Building a wooden ramp overview
Ramp prices depend on the overall length, the number of landings, the materials (wood or aluminum), and whether you build it yourself or hire a contractor. You can build one yourself for a materials price of about $35 per lin. ft., or hire a ramp contractor to build it for you in a day or two for about $100 per lin. ft.
Prefabricated wheelchair ramp kits with aluminum sections cost about $100 per lin. ft., and you can assemble the sections yourself. But they take a while to order and ship. Or you can hire a company to design and install an aluminum access ramp for about $150 per lin. ft. You can get ramp design advice, contractor referrals, help from community volunteers and even financial assistance from more than 350 nonprofit organizations nationwide. Just search online for ‘ramp project (your state)’ to find them for your location.
We’ve seen some pretty scary DIY ramps, so we contacted the experts at the Metropolitan Center for Independent Living, publishers of the booklet ‘How to Build Ramps for Home Accessibility’ (get the booklet and DVD). They referred us to Warren Moe Construction, a ramp contractor in Minneapolis. Warren walked us through the basics of building a wood ramp and let us know the most common DIY ramp-building mistakes as well as handicap ramp code. With basic carpentry skills and a miter saw, router, drill, level and framing nailer, you can build your own ramp. Here’s the process.
Measure and design your handicap accessible ramp
Start by measuring the distance from the threshold to the ground at the Installing a handicap ramp most accessible exterior door. Then determine the preliminary access ramp length. A gentle 1:20 slope (1 in. of rise requires 20 in. of run length) is best for ease of use but requires a longer, more expensive ramp. If your yard isn’t large enough to accommodate that length, add switchbacks and landings or build a ramp with a slightly steeper grade (the steepest ramp slope allowed is 1:12). Follow ramp-building guidelines and handicap ramp code and adjust the ramp length and slope to account for grade changes in your yard.
Figure A: Wooden ramp landings for turns
Figure B: Landings for switchbacks
Get approvals and permits
Most building codes require a permit and inspection if the wooden ramp is 30 in. or more above the ground.

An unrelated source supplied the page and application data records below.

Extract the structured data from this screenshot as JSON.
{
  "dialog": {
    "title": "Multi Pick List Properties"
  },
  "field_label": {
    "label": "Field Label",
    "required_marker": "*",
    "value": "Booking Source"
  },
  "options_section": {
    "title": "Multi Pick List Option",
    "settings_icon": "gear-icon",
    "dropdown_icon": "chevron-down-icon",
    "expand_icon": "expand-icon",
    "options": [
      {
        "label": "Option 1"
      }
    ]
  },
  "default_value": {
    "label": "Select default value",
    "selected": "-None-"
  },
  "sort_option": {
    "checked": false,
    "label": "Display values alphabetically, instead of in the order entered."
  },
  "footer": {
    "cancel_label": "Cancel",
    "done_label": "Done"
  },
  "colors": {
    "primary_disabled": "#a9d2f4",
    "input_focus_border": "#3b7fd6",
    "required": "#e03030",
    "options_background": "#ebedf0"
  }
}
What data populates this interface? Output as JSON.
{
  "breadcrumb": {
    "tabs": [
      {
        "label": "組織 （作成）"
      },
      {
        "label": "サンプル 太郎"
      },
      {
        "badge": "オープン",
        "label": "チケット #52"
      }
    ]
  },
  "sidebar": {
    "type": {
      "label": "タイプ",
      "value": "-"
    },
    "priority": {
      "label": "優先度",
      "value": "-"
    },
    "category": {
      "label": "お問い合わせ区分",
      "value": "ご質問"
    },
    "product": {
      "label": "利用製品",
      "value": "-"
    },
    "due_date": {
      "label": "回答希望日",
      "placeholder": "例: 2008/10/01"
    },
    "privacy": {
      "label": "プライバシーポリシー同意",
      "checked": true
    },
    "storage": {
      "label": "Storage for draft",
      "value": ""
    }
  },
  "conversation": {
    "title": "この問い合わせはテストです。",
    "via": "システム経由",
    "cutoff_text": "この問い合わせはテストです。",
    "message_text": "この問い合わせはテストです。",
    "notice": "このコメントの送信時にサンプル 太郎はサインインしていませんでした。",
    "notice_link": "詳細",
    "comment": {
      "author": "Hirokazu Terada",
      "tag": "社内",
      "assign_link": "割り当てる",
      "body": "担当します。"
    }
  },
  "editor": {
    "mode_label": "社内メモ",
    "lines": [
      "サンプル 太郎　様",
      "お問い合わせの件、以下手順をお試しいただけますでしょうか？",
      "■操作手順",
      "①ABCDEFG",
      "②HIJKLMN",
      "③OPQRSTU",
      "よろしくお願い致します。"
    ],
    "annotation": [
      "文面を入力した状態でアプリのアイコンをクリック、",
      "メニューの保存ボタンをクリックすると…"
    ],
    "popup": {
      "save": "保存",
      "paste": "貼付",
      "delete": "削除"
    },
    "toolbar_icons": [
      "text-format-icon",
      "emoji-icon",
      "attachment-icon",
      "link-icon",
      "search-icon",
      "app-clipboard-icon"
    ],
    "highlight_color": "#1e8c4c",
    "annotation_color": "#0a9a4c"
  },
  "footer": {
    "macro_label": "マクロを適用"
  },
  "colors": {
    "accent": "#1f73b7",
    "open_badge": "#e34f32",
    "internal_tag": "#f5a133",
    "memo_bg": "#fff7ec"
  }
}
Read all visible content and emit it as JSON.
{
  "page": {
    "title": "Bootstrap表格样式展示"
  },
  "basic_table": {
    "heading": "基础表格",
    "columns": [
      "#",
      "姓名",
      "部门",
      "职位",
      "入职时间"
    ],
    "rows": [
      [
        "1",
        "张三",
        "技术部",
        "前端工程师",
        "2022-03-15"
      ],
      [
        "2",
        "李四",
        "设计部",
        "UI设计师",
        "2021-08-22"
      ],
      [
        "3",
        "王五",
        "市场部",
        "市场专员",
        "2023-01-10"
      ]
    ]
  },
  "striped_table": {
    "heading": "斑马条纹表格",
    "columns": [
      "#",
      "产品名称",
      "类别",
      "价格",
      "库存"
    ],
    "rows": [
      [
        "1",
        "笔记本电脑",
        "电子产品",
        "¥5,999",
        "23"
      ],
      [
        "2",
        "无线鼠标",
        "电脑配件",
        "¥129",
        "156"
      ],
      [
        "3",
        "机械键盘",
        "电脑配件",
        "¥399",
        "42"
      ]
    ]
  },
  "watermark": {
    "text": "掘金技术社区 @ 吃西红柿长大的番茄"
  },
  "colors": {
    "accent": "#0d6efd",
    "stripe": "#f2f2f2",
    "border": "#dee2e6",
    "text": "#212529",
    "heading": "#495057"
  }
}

In addition, some locations require frost-proof footings for permanently installed ramps, while others allow you to set the ramp on treated plywood pads if it’s for temporary use. Plus, many homeowner associations require design and material preapproval before you can start the project. Check all those requirements and get all your approvals and permits well before any trips to the lumberyard.
Build the wooden ramp in modules
Building the ramp in place with long spans is a common DIY mistake. Long spans are harder to adjust and impossible to reconfigure if the original design proves unworkable. Instead, build individual modules and bolt them together at the vertical supports. Later on, you can disassemble and sell the modules to recoup your investment when the ramp is no longer needed.
Figure C: Ramp width and height
Mind the gap
The two most important areas on a ramp are where the upper landing butts up to the door threshold and where the ramp transitions to the ground. The upper landing must be level or within 3/8 in. of the threshold. A larger gap will abruptly stop the wheelchair’s front wheels.
Calculate slope and end point for your access ramp
Use the slope formula to calculate the ramp’s end point. For a residential wheelchair ramp slope, multiply the distance from the threshold to the ground by the preferred slope. That’ll give you the ending point from the house (not the actual ramp length), if the ramp is built in a straight line. To determine the actual ramp length to calculate a bill of materials, find the square root of the sum of the rise height squared and the distance from the house squared. Then add the lengths of the landings.
The important dimensions for a wooden ramp: Handicap ramp specs
Door landings should be large enough (at least 58 x 60 in.) to allow a wheelchair occupant to open the door and back up without rolling onto the sloped area. Allow extra elbow room (12 to 24 in.) on the handle side for out-swing doors. A 58 x 60-in. landing is adequate for 90-degree turns (Figure A), but must be 58 x 96 in. (Figure B) for 180-degree switchback turns. If the ramp includes long stretches, include an intermediate level landing as a rest area.
Making the ramp too narrow is also a common DIY mistake. The ramp must have at least 36-in. side-to-side clear space and a maximum 36-in. spacing from the ramp floor to the top of the handrails (Figure C).
Before you proceed, draw a detailed sketch of your ramp, showing ramp width, landing size and site location.
Local codes trump our advice
Local building authorities have the final word on all designs and specifications. Don’t wait until your ramp is built to discover that it doesn’t meet your local codes. Get your plans reviewed by a local building inspector first so you don’t have to redo your hard work.